Yu is here. You are here. Grammatically, his presence confuses me. But as a Rangers fan, I have never been more excited for a season. Even going into 2011, I did not really consider the Texas Rangers to be the favorite to return to the World Series. 2010 felt magical-like lightning in a bottle. The story was perfect: from bankrupt to flush with cash, from lacking a true ace to Cliff Lee, etc. Granted, they fell just short to San Francisco, but that almost didn’t matter. More than any other sport (except maybe college football), the series that decides the champion feels like an exhibition; the rules literally change from game to game, based on a home field advantage that is decided in a nonsensical format. In baseball, the league championship is almost enough, and the way the Rangers dominated the Yankees, culminating in the most memorable at bat A-Rod ever had at Rangers Ballpark in Arlington, brought most of us a singular moment that even a World Series championship might not match.

There were greater forces at work in 2010. Without an ace, the Rangers entered 2011 as playoff hopefuls, but certainly not favorites to return to the World Series. We all watched, wondering if the pitching staff would hold up, wondering if Beltre would be worth the new contract, wondering how Michael Young would respond to his new role after another rocky off season, wondering about the depth of the bullpen, wondering if we really needed Mike Napoli.

This year looks different. With the addition of Darvish, it is hard to find a serious question mark on this Rangers roster. The infield is young, has incredible range, and remarkable chemistry. The outfield is deep. The starting rotation has enough depth that the phrase “6-man rotation” has been thrown around, and with Ogando likely back in the bullpen taking the ball from the starters, then handing off to Adams who hands off to Nathan, opposing line-ups will have to be more aggressive earlier in the game. The Rangers boast the best pitching coach in baseball, the best motivational manager, the best GM, and still have depth to spare in the farm system. All that adds up to the Texas Rangers entering 2012 as the clear favorite to win the AL for a third straight year.

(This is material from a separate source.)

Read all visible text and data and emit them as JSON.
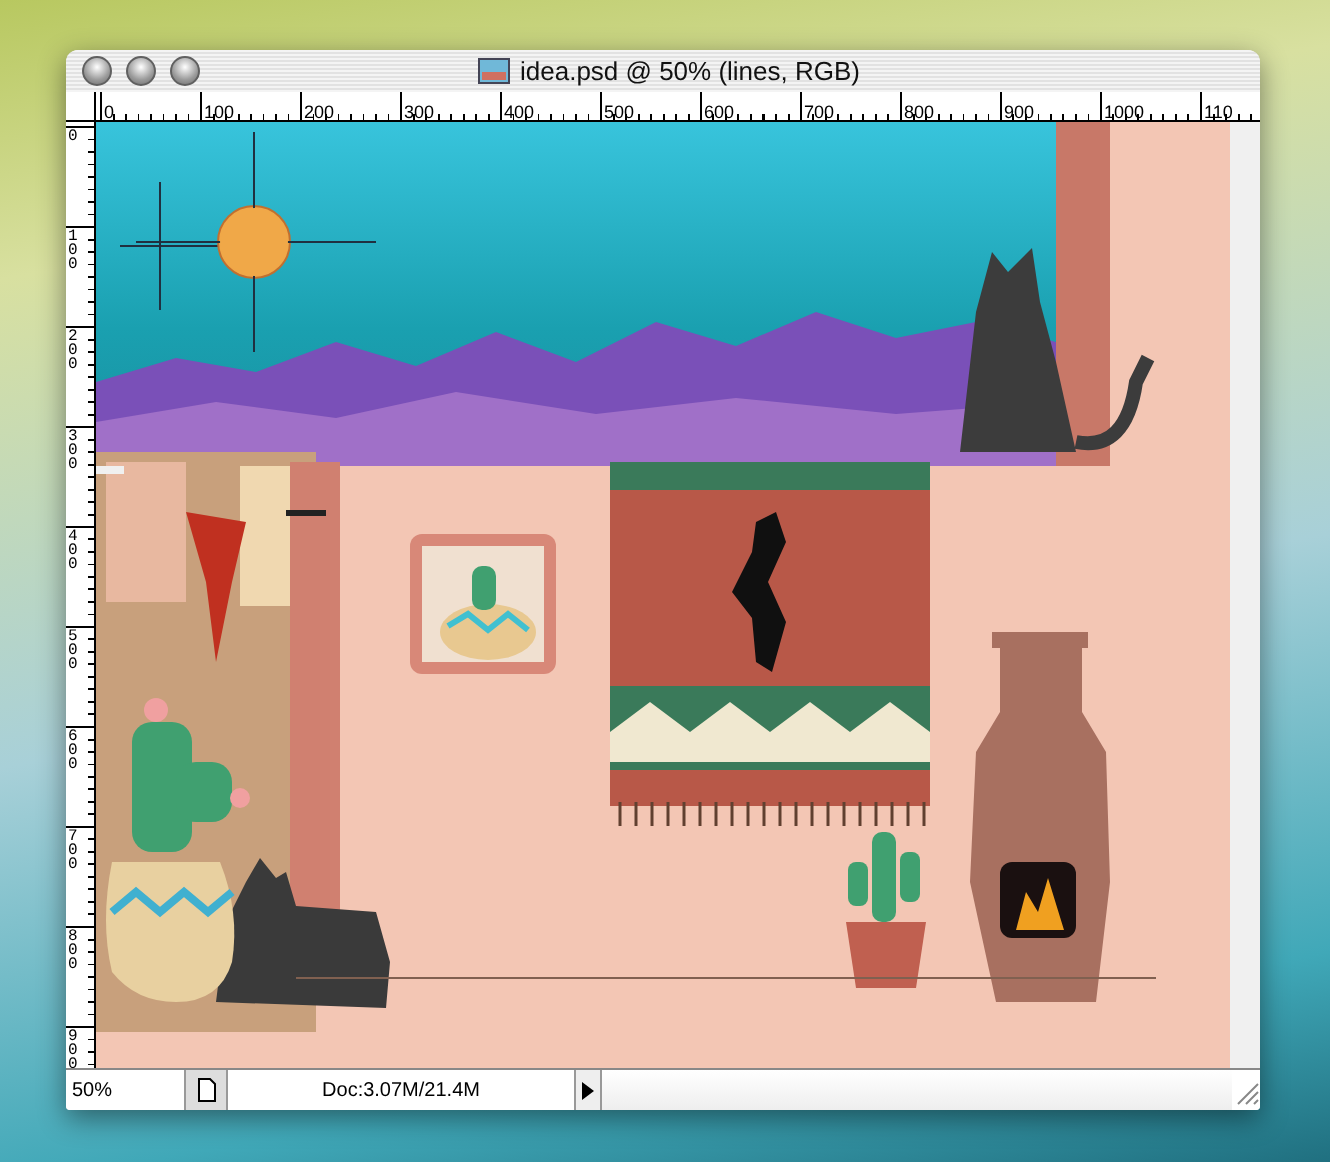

There are certainly plenty of question marks for the skeptics to point to. But as we’ve learned over the past few years, whenever the Rangers have questions, the answer is almost always a resounding “yes”. So expect Nathan to be an above average closer. Expect Feliz to hold down the 5th spot in the rotation, with occasional flashes of brilliance. Expect Hamilton to miss 30-50 games, but expect Murphy, Gentry, and maybe Martin step in and hold down the fort (maybe Moreland as well, especially if there is a new 1st baseman on the roster on opening day…). And then there’s Yu. I expect Yu to be dominant early, given his stuff and that MLB hitters have never seen him. He will likely hit a wall around July, and perhaps be skipped in the rotation a few times (assuming that pitching depth is still in tact, this won’t be a problem). How he responds after half a season of ballpark heat, 4-day rest, and the inevitable adversity that will come once hitters get a book on him will tell us how great he can truly be. But here’s the bottom line; if JD wants him, you should too. Yes, he could fail. He could be Chan Ho Park II. But the worst part about the Park years wasn’t Chan Ho himself; it was the Rangers ownership deciding that because Chan Ho failed, they would no longer spend on free agents. That won’t happen under this ownership.

The future is bright, but the time is now. If you and I are still haunted by game 6, imagine how the Rangers brain trust must feel. I still have this sneaking suspension that they will steal Fielder and deal with the financial consequences later. At any rate, the longer Oswalt and Fielder sit on the market, the more likely it becomes that the Rangers get the one they want. But even without them, this Rangers season will be the most entertaining one in history. Sell your Cowboys season tickets; it’s time to re-invest in the best run franchise of the city. It’s time to become a baseball town.